How are the banking and legal sectors embracing document automation and artificial intelligence software?

Like it or not, we are moving into an era of more fluid automation in both business and home life, with technology like Amazon’s Echo “Alexa” already becoming part of daily routines. As Artificial Intelligence (AI) continues to shape and accelerate the way we handle information and process data, this advancement is also leading to an increase in business efficiency.

According to a recent Accenture study, artificial intelligence has the potential to drive rates of return by US $ 14 trillion in gross value added (GVA) by 2035. In statistics published in the same report, the financial services industry by alone it can capitalize on artificial intelligence technologies. to “relieve workers of mundane and repetitive tasks such as generic customer inquiries and mortgage reviews,” benefiting from an additional $ 1.2 trillion in GVA by 2035.

When it was initially invented, there was a fear that artificial intelligence could take full control and dominate the production of content like George Orwell’s novel typewriters in 1984. However, this technology is proving to be a game changer, with a rebound in the adoption of artificial intelligence. proving that all the initial fears around have been effectively overcome.

Technological progression is nothing new and nothing to fear: Since the industrial revolution of the late 18th century, the world has seen factory jobs replaced by robotics, typewriters replaced by PCs, and many more examples of technological advancements. It has often been assumed that the roles played by humans are somewhat safe, secure, and irreplaceable for tasks that rely on data, intellect, and language, such as creating contracts and other legal documentation. This remains true to some extent, but many barriers around logic are being overcome through smarter use of document automation.

Advanced productivity tools in the artificial intelligence landscape within the legal world have led to increased optimism and positivity, as technology now has the power to analyze documents and sift through them in search of relevant information to perform basic human tasks. This artificial intelligence technique is known as natural language processing and is used to scan, extract information, and then accurately predict only information that is only relevant to certain legal cases or claims.

This positivity around data-rich businesses that power artificial intelligence is backed up by the legal giant, Baker McKenzie, who states that: “Despite the exaggerated advice above, several commentators believe that the renewed interest in artificial intelligence is Justified. Continuous and Rapid Advances in Computing Power. ” as well as drastic reductions in the cost of computing have led to an explosion in the amount and availability of data, all of which becomes material for optimizing AI algorithms. “

Reliance on AI-powered technology has continued to develop over the past decade, with several multinational banks and law firms adopting this technology. Some of the world’s most innovative companies in these sectors have already implemented automated contract analysis and document production tools. Now you can routinely extract data and create documents quickly and in an error-free format, helping you achieve compliance and minimize risk.

Dana Remus, a professor at the University of North Carolina School of Law, and Frank Levy, a labor economist at the Massachusetts Institute of Technology, studied the top automation opportunities available to attorneys at large law firms.

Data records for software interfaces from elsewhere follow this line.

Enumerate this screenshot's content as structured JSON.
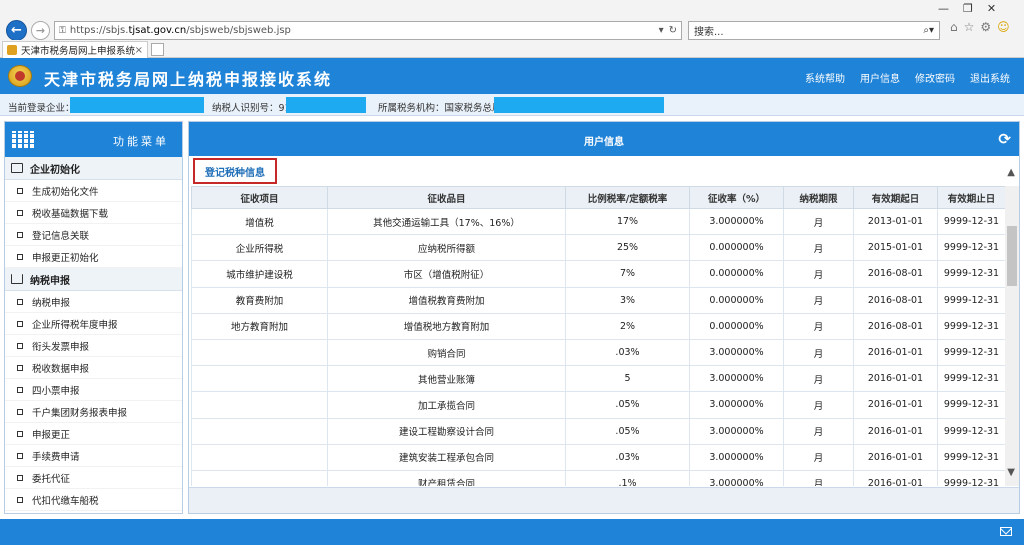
{
  "browser": {
    "url_prefix": "https://sbjs.",
    "url_domain": "tjsat.gov.cn",
    "url_path": "/sbjsweb/sbjsweb.jsp",
    "search_label": "搜索...",
    "tab_title": "天津市税务局网上申报系统...",
    "tab_close": "×"
  },
  "header": {
    "title": "天津市税务局网上纳税申报接收系统",
    "links": [
      "系统帮助",
      "用户信息",
      "修改密码",
      "退出系统"
    ]
  },
  "info": {
    "company_label": "当前登录企业：",
    "taxid_label": "纳税人识别号：91",
    "org_label": "所属税务机构：国家税务总局"
  },
  "sidebar": {
    "title": "功能菜单",
    "sections": [
      {
        "title": "企业初始化",
        "items": [
          "生成初始化文件",
          "税收基础数据下载",
          "登记信息关联",
          "申报更正初始化"
        ]
      },
      {
        "title": "纳税申报",
        "items": [
          "纳税申报",
          "企业所得税年度申报",
          "衔头发票申报",
          "税收数据申报",
          "四小票申报",
          "千户集团财务报表申报",
          "申报更正",
          "手续费申请",
          "委托代征",
          "代扣代缴车船税"
        ]
      }
    ]
  },
  "main": {
    "title": "用户信息",
    "subtab": "登记税种信息",
    "columns": [
      "征收项目",
      "征收品目",
      "比例税率/定额税率",
      "征收率（%）",
      "纳税期限",
      "有效期起日",
      "有效期止日"
    ],
    "rows": [
      [
        "增值税",
        "其他交通运输工具（17%、16%）",
        "17%",
        "3.000000%",
        "月",
        "2013-01-01",
        "9999-12-31"
      ],
      [
        "企业所得税",
        "应纳税所得额",
        "25%",
        "0.000000%",
        "月",
        "2015-01-01",
        "9999-12-31"
      ],
      [
        "城市维护建设税",
        "市区（增值税附征）",
        "7%",
        "0.000000%",
        "月",
        "2016-08-01",
        "9999-12-31"
      ],
      [
        "教育费附加",
        "增值税教育费附加",
        "3%",
        "0.000000%",
        "月",
        "2016-08-01",
        "9999-12-31"
      ],
      [
        "地方教育附加",
        "增值税地方教育附加",
        "2%",
        "0.000000%",
        "月",
        "2016-08-01",
        "9999-12-31"
      ],
      [
        "",
        "购销合同",
        ".03%",
        "3.000000%",
        "月",
        "2016-01-01",
        "9999-12-31"
      ],
      [
        "",
        "其他营业账簿",
        "5",
        "3.000000%",
        "月",
        "2016-01-01",
        "9999-12-31"
      ],
      [
        "",
        "加工承揽合同",
        ".05%",
        "3.000000%",
        "月",
        "2016-01-01",
        "9999-12-31"
      ],
      [
        "",
        "建设工程勘察设计合同",
        ".05%",
        "3.000000%",
        "月",
        "2016-01-01",
        "9999-12-31"
      ],
      [
        "",
        "建筑安装工程承包合同",
        ".03%",
        "3.000000%",
        "月",
        "2016-01-01",
        "9999-12-31"
      ],
      [
        "",
        "财产租赁合同",
        ".1%",
        "3.000000%",
        "月",
        "2016-01-01",
        "9999-12-31"
      ]
    ]
  }
}
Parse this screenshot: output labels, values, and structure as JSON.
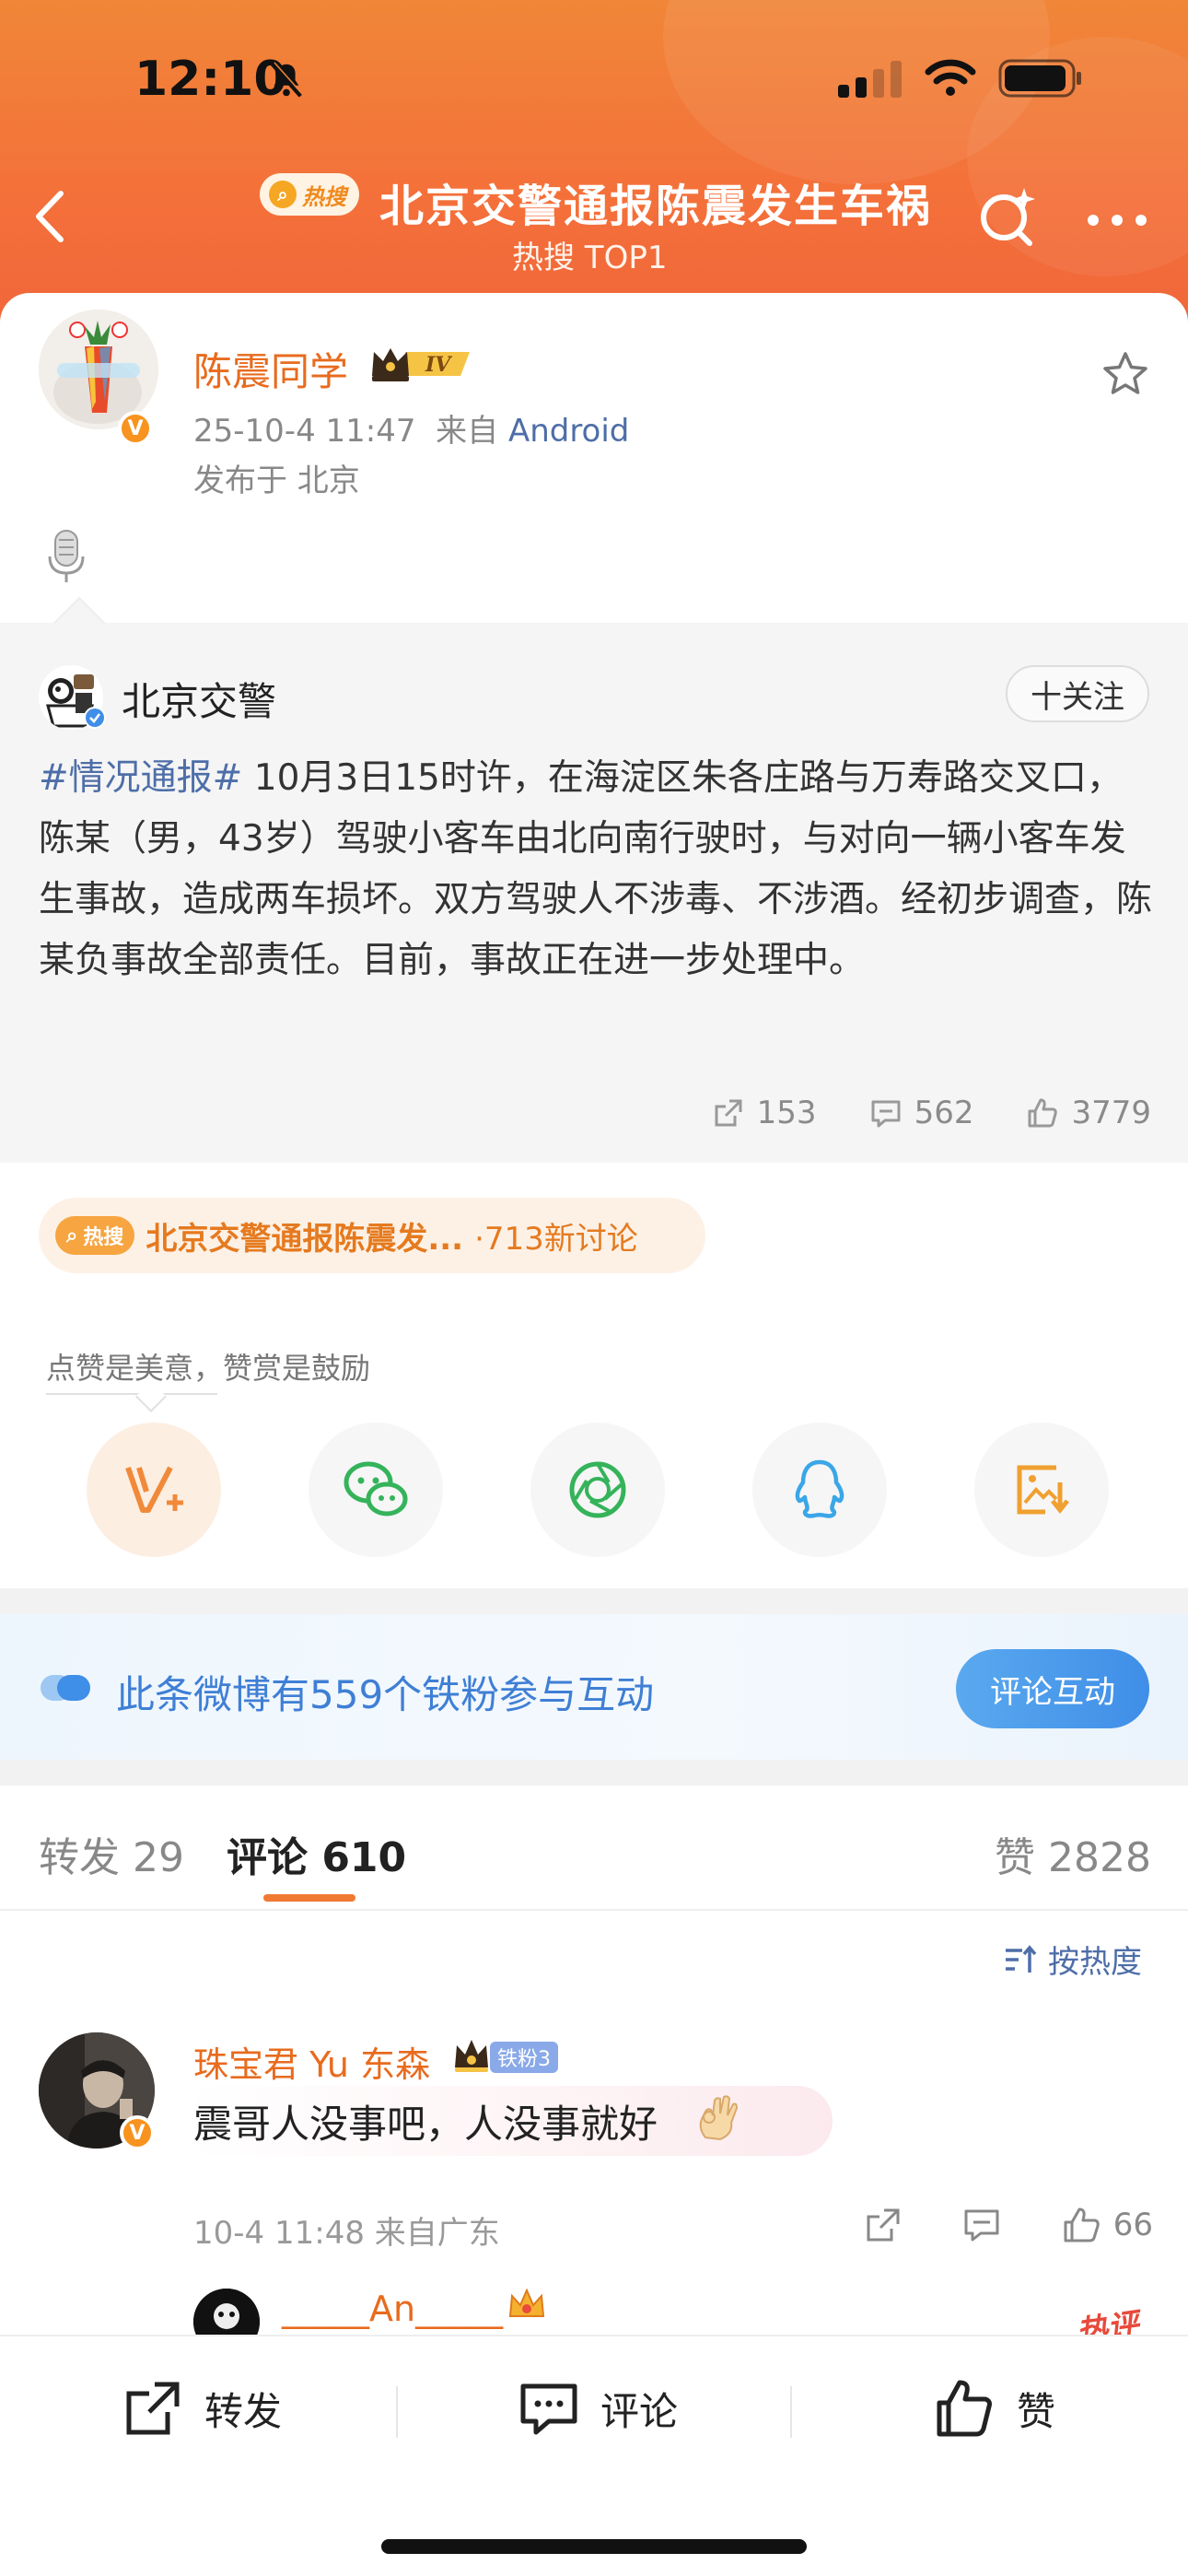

Their paper concluded that immediate implementation of all new legal technology would result in an estimate that the technology could free up attorney hours by 13%.

Their research also suggested that basic document review has already been outsourced or automated at large law firms, and only 4% of lawyers’ time is now commonly spent on this task.

There are a number of software companies that provide the pioneering technology to enable the integration of machine learning and automated document production and analysis; They include: Kira, Cognitiv +, eBrevia, Luminance, and Leverton.

One of the top ten law firms in the world recently released a groundbreaking example of the joint use of Kira and document automation for a matter involving a client facing thousands of dispute-related claims. Kira automatically pulled information from an in-house developed case management system, sent key information to document automation software, which then generated the documents the client needed. The law firm’s innovation team found that the combination of technologies created an agile and comprehensive solution by harmonizing an AI and document automation approach.

Another successful example of similar automation technology being leveraged includes MarginMatrix, a joint venture between Allen & Overy and Deloitte, which automatically drafts legal documents to help banks comply with new financial regulations. The tool reportedly reduces the time required to manually manage 10,000 contracts (on average for any major bank) from 15+ years in attorney hours to just 12 weeks.

This automation and machine learning approach was also implemented at JPMorgan Chase & Co. to analyze financial deals. The COIN Contract Intelligence program performs the repetitive task of interpreting commercial loan agreements that, until the project went online in June, consumed 360,000 hours of work a year by lawyers and loan officers. The software reviews documents in seconds, is less error prone, and never requests annual leave.

Commercial banks and law firms are under more pressure than ever to “produce” complex contracts, loan agreements, and documents, increasing the risk of incorrect information and data errors. Through the use of AI and the automatic generation of contracts and agreements, the difficulties of creating legal documentation are reduced and the production rate increases dramatically.

The world also constantly demands delivery models that are cheaper, faster and better. Recent developments give us a lot to be positive about in the coming years for this to happen and we must realize that full automation will not happen overnight. Combining existing practices in document automation with artificial intelligence will continue to reap the rewards in terms of efficiency. Coexistence is the best way forward and AI is not here to steal your work, well, at least not for a while …